The shortage of medicines also challenges the Pakistan Peoples Party (PPP) which had built its 2018 general election’s campaign over its reforms in the healthcare system across the province and won with majority votes in Sindh. Bilawal Bhutto Zardari had said during his speeches at the rallies in different parts of the country that the health facilities in Sindh are the best from the rest of Pakistan. However, the fact is that poor patients are forced to buy expensive medicines and spend exceptionally more at public hospitals for their healthcare.
“The Sindh government hospitals across the province right now are running their operations without medicines and in some cases several health facilities have formally informed the authorities about their inability to operate even their emergency units in such a situation,” said a senior health professional citing the gravity of the situation. “For instance, three major hospitals in Karachi — the Jinnah Postgraduate Medical Centre (JPMC), the Dr Ruth Pfau Civil Hospital and the National Institute of Child Health (NICH) — have no medicines for their patients and they have been advised very clearly to purchase medicines privately from medical stores. Among such hospitals are the two hospitals [JPMC and Civil Hospital], which take care of thousands of patients every day with each having around 2,000-bed capacity. So you can well imagine the situation in other hospitals of Karachi, other Sindh cities and rural districts.”Source: Dawn
On the other hand, the authorities are well aware of the crisis but give different reasons for the current situation. The authorities seem confident that once the causes are addressed, it would not take more than a week to meet the demands of supplies of hospitals across Sindh.
“The issue of unavailability of medicines in hospitals is due to the stay order by courts and we understand that it was a huge issue for hospital management and the patients as there was a shortage of available medication in government hospitals,” Dr Azra Fazal Pechuho, Sindh minister for health and population welfare, said while replying to Dawn’s queries. “The central procurement committee had procured all the necessary antibiotics needed by the hospitals and the health department had made sure that all hospitals had these available for patients. As for the remaining medicines, they have been procured by the central procurement committee and will be supplied this week.”Source: Dawn
The management of various public hospitals and people associated with the operation, drug supplies company and interacting with government agencies, however, blame the sluggish start of the procurement process and then the committee’s lethargic approach to the job.
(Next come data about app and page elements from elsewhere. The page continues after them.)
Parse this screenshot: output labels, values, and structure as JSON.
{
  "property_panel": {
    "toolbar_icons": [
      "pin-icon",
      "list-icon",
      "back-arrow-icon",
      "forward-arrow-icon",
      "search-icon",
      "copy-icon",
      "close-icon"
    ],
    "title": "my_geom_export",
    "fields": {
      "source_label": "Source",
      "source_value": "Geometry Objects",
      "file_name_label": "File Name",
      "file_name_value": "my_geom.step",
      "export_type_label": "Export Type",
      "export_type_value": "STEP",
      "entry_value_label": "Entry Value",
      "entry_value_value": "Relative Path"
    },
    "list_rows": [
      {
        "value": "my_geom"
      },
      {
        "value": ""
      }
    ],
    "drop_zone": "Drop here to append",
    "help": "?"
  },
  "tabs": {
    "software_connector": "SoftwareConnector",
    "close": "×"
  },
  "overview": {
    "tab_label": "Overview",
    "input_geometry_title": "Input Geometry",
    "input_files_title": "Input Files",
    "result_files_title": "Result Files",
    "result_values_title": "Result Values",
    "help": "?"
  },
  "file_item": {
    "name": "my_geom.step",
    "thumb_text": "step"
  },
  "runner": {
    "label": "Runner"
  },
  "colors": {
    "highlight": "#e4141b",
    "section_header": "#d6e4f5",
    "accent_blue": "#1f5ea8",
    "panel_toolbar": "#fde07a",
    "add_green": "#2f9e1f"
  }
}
“This procurement process of medicines and medical supplies should have begun in March 2019, but too much [time] was wasted and it actually kicked off in June-July,” said a source privy to the details of the causes behind the recent crisis. “Once the launch is delayed then, we all know, it ultimately slows down the whole process. Once the procurements of a few items are finalised, then some pharmaceuticals come up with complaints before the redress committee which puts a stop to the supplies to hospitals till the grievances are heard. So, there is a need to bring more reforms in the process. This exercise is meant to benefit people but unfortunately it’s working the other way.”Source: Dawn